Meng and a handful of immigration activists stood outside Newtown High School in Elmhurst to urge those who applied for DACA two years ago and those who are eligible to apply but haven’t in the past to file with the federal government as soon as possible.
Schools Chancellor Carmen Fari–a announced the Blue Book changes June 27.
The city Department of Education announced last month that it was making changes to its Blue Book — the annual document that outlines school organization and utilization — based on suggestions from a panel created earlier this year by Schools Chancellor Carmen Fari–a.
The Blue Book has been the focus of several education-related debates in the city in recent years, from trailers in schoolyards to co-locations.
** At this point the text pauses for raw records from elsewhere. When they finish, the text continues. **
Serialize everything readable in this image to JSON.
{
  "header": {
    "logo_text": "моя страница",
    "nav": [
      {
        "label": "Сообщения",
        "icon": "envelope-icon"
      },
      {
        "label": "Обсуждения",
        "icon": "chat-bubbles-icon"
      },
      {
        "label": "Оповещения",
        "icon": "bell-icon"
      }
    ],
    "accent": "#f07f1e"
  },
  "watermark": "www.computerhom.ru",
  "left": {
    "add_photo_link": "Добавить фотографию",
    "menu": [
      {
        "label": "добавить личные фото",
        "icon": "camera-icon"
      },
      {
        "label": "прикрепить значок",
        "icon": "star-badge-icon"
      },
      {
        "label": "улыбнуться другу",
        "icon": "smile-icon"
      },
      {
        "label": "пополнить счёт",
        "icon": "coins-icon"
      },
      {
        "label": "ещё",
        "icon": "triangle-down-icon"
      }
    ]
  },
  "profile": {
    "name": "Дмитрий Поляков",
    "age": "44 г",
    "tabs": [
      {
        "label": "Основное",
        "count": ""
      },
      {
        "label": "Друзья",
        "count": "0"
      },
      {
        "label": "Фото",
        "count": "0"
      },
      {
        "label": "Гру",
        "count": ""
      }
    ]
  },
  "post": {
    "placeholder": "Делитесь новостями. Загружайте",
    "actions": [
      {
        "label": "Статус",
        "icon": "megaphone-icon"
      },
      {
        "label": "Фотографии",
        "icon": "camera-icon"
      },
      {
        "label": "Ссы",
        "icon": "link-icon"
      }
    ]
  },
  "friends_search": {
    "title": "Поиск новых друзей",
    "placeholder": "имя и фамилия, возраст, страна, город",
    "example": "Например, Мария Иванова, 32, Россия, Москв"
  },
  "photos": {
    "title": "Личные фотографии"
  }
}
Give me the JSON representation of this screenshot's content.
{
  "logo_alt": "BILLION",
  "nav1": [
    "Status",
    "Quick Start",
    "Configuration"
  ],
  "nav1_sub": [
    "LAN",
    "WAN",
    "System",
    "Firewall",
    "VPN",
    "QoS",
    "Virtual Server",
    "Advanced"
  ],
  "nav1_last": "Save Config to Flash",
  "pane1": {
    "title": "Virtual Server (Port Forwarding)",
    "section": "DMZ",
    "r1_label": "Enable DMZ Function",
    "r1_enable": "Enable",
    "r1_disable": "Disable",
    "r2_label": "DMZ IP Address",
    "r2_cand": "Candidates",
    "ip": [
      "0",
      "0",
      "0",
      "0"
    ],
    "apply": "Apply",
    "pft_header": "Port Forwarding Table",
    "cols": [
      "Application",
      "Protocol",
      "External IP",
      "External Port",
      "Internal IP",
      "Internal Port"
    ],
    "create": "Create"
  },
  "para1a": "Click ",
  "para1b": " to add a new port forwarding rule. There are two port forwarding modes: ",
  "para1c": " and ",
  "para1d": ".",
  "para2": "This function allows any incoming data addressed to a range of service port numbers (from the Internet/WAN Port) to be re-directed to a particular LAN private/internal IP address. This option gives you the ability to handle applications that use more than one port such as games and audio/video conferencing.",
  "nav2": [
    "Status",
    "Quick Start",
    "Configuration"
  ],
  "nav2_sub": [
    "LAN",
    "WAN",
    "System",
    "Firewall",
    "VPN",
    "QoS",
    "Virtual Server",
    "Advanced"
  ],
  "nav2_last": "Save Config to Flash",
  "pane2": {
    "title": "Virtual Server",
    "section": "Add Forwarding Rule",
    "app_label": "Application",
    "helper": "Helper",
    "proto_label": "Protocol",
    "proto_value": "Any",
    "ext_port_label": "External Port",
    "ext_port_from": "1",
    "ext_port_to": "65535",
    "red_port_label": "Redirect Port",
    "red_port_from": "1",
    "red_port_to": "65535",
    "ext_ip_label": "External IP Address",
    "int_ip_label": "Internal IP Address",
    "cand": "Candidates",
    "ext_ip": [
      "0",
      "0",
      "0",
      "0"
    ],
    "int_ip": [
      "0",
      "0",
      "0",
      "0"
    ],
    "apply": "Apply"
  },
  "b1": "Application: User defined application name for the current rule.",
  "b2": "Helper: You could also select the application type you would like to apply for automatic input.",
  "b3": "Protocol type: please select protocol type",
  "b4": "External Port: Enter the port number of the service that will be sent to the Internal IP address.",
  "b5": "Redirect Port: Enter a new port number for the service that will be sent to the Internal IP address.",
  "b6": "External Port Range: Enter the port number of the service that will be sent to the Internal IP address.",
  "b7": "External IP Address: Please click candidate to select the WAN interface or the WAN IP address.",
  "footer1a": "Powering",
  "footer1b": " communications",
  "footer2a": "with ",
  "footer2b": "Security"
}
Critics allege the Bloomberg administration’s Blue Books underestimated how much space schools need and overestimated how much space was available to make co-locations politically palpable.
Summertime, and the livin’ ain’t so easy, at least as far as the sky-high price of gasoline is concerned, but the typical Queens resident seems to be taking a spike in stride.
“Per ounce, gasoline is one of the cheapest liquids available,” said Alex Mermelstein, 32, of Briarwood. “We pay more for milk than we do for gas. Heck, some brands of bottled water are more expensive than gas. So just make peace with it and find the cheapest gas station in your area.”
Mayor de Blasio and Gov. Cuomo are believed to have cut a deal that resulted in Tuesday’s announcements that help State Sen. Tony Avella and certainly does not help former Comptroller John Liu, his opponent in a Democratic primary.
The strange but true history of the New York State Senate’s Independent Democratic Conference took a turn for the positively wild on Tuesday, with Mayor de Blasio endorsing incumbent IDC members Tony Avella (D-Bayside) and Jeff Klein (D-Bronx).
Adding to the surprise was the announcement that the Working Families Party had withdrawn its backing of former city Comptroller John Liu, who is challenging Avella, and former state Attorney General Oliver Koppell, who is primarying Klein, and will remain neutral in both races